(Available data):
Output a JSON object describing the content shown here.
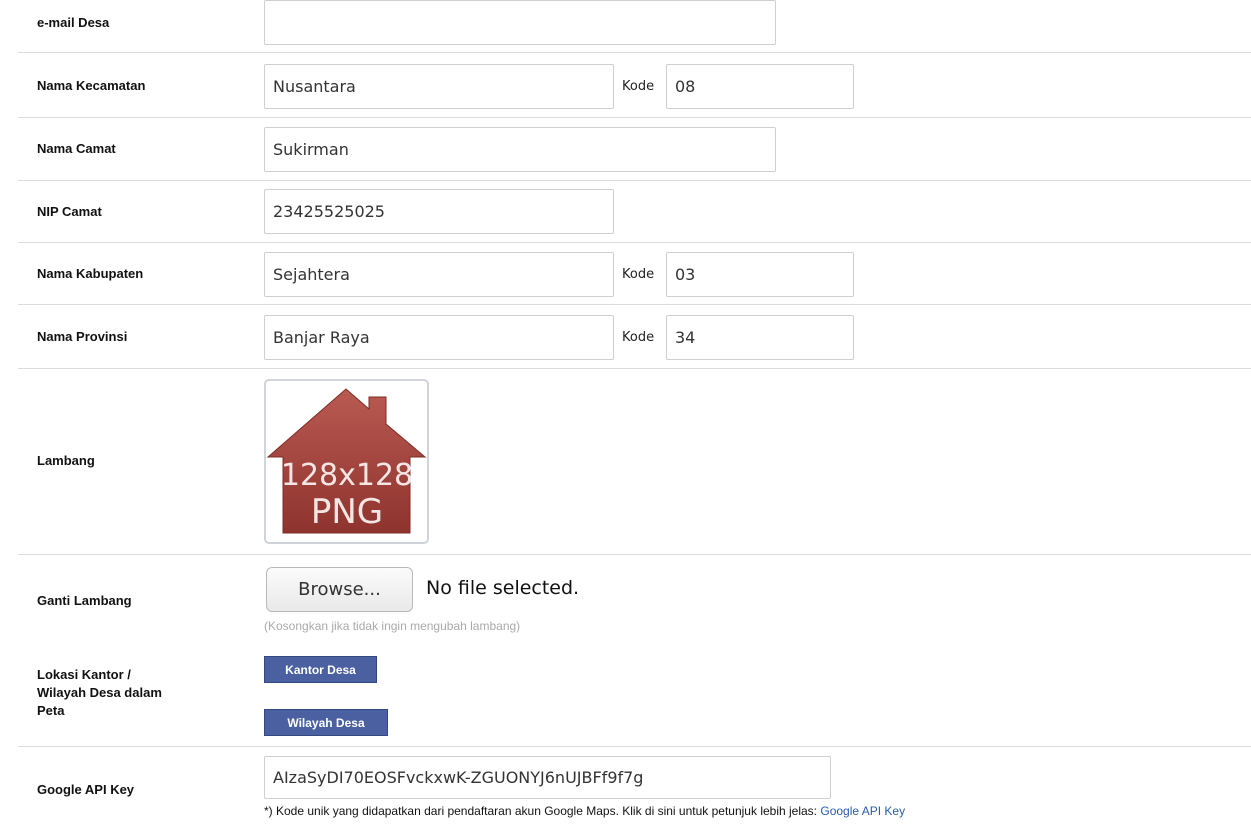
{
  "form": {
    "email_desa": {
      "label": "e-mail Desa",
      "value": ""
    },
    "nama_kecamatan": {
      "label": "Nama Kecamatan",
      "value": "Nusantara",
      "kode_label": "Kode",
      "kode_value": "08"
    },
    "nama_camat": {
      "label": "Nama Camat",
      "value": "Sukirman"
    },
    "nip_camat": {
      "label": "NIP Camat",
      "value": "23425525025"
    },
    "nama_kabupaten": {
      "label": "Nama Kabupaten",
      "value": "Sejahtera",
      "kode_label": "Kode",
      "kode_value": "03"
    },
    "nama_provinsi": {
      "label": "Nama Provinsi",
      "value": "Banjar Raya",
      "kode_label": "Kode",
      "kode_value": "34"
    },
    "lambang": {
      "label": "Lambang",
      "image_line1": "128x128",
      "image_line2": "PNG",
      "image_color": "#a9443e"
    },
    "ganti_lambang": {
      "label": "Ganti Lambang",
      "browse_label": "Browse...",
      "file_status": "No file selected.",
      "hint": "(Kosongkan jika tidak ingin mengubah lambang)"
    },
    "lokasi": {
      "label_line1": "Lokasi Kantor /",
      "label_line2": "Wilayah Desa dalam",
      "label_line3": "Peta",
      "kantor_button": "Kantor Desa",
      "wilayah_button": "Wilayah Desa",
      "button_color": "#4a60a1"
    },
    "google_api_key": {
      "label": "Google API Key",
      "value": "AIzaSyDI70EOSFvckxwK-ZGUONYJ6nUJBFf9f7g",
      "note": "*) Kode unik yang didapatkan dari pendaftaran akun Google Maps. Klik di sini untuk petunjuk lebih jelas: ",
      "note_link": "Google API Key",
      "link_color": "#2a5ca8"
    }
  }
}
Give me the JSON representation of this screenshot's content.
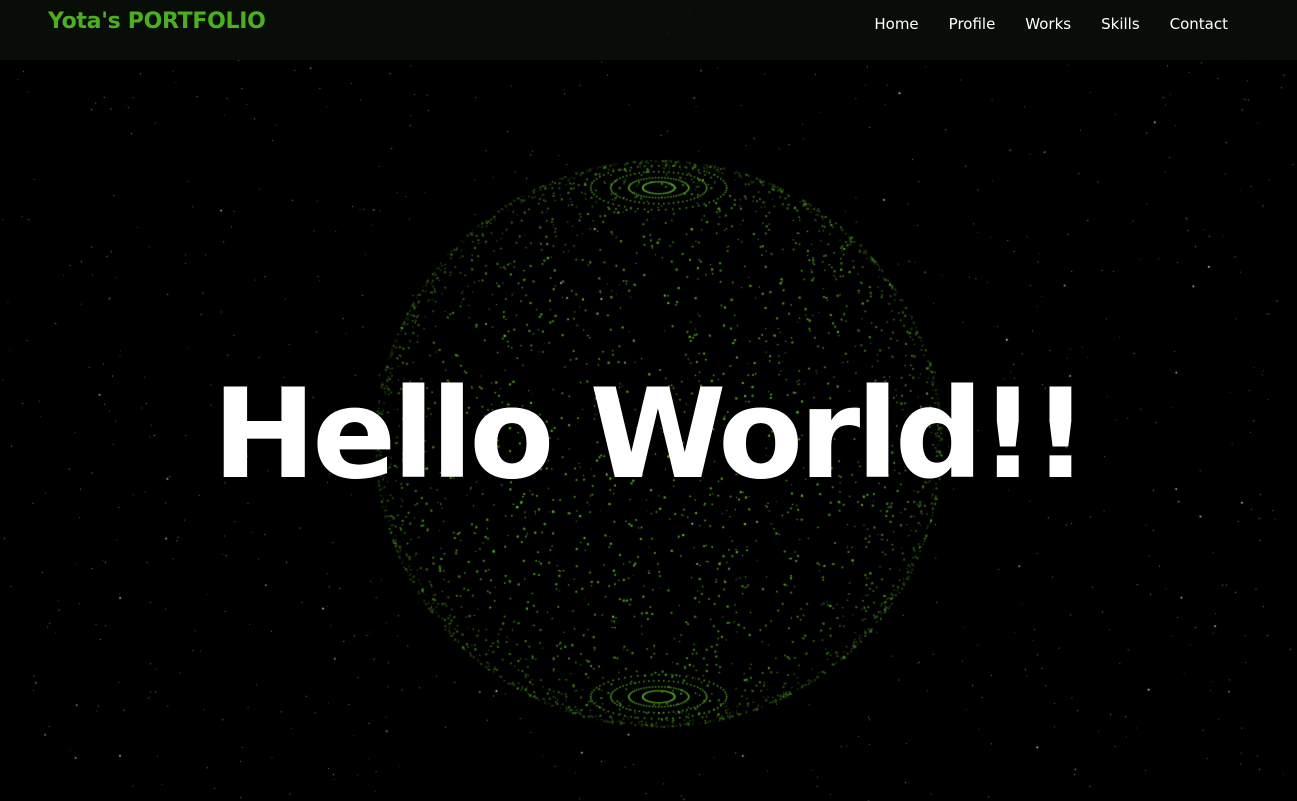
{
  "header": {
    "brand": "Yota's PORTFOLIO",
    "nav": [
      {
        "label": "Home"
      },
      {
        "label": "Profile"
      },
      {
        "label": "Works"
      },
      {
        "label": "Skills"
      },
      {
        "label": "Contact"
      }
    ]
  },
  "hero": {
    "title": "Hello World!!"
  },
  "colors": {
    "background": "#000000",
    "header_bg": "#0a0e08",
    "brand": "#4caf1f",
    "nav_text": "#ffffff",
    "hero_text": "#ffffff",
    "globe_dots": "#5fbf2a",
    "stars": "#ffffff"
  }
}
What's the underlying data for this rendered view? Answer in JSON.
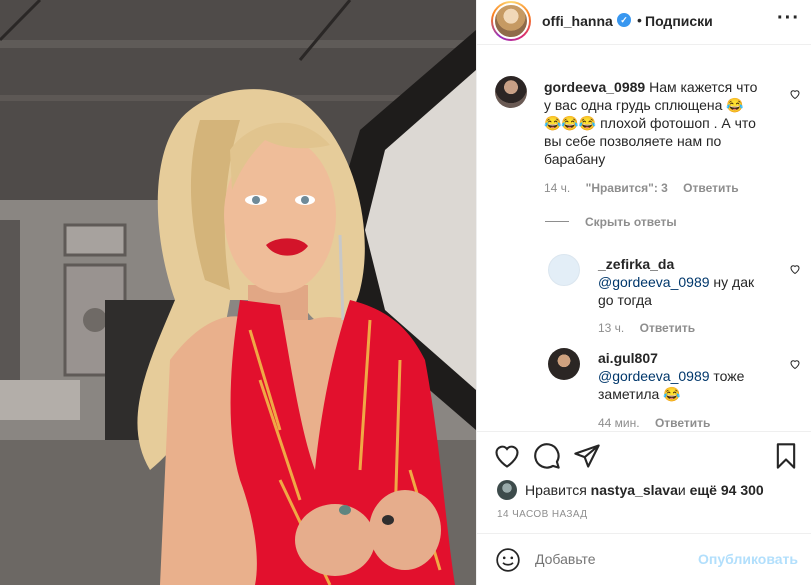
{
  "post": {
    "header": {
      "username": "offi_hanna",
      "follow_label": "Подписки",
      "dot": "•"
    },
    "comments": [
      {
        "username": "gordeeva_0989",
        "text_line1": "Нам кажется что",
        "text_line2": "у вас одна грудь сплющена 😂",
        "text_line3": "😂😂😂 плохой фотошоп . А что",
        "text_line4": "вы себе позволяете нам по",
        "text_line5": "барабану",
        "time": "14 ч.",
        "likes": "\"Нравится\": 3",
        "reply": "Ответить"
      }
    ],
    "hide_replies": "Скрыть ответы",
    "replies": [
      {
        "username": "_zefirka_da",
        "mention": "@gordeeva_0989",
        "text_a": " ну дак",
        "text_b": "go тогда",
        "time": "13 ч.",
        "reply": "Ответить"
      },
      {
        "username": "ai.gul807",
        "mention": "@gordeeva_0989",
        "text_a": " тоже",
        "text_b": "заметила 😂",
        "time": "44 мин.",
        "reply": "Ответить"
      }
    ],
    "likes_line": {
      "prefix": "Нравится ",
      "user": "nastya_slava",
      "middle": " и ",
      "count": "ещё 94 300"
    },
    "timestamp": "14 ЧАСОВ НАЗАД",
    "add_comment": {
      "placeholder": "Добавьте",
      "publish_label": "Опубликовать"
    }
  },
  "colors": {
    "accent": "#3897f0",
    "publish_disabled": "#b2dffc",
    "meta": "#8e8e8e"
  }
}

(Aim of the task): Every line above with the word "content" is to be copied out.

(Output of the task):
Output a JSON object describing the content shown here.
Give me the JSON representation of this screenshot's content.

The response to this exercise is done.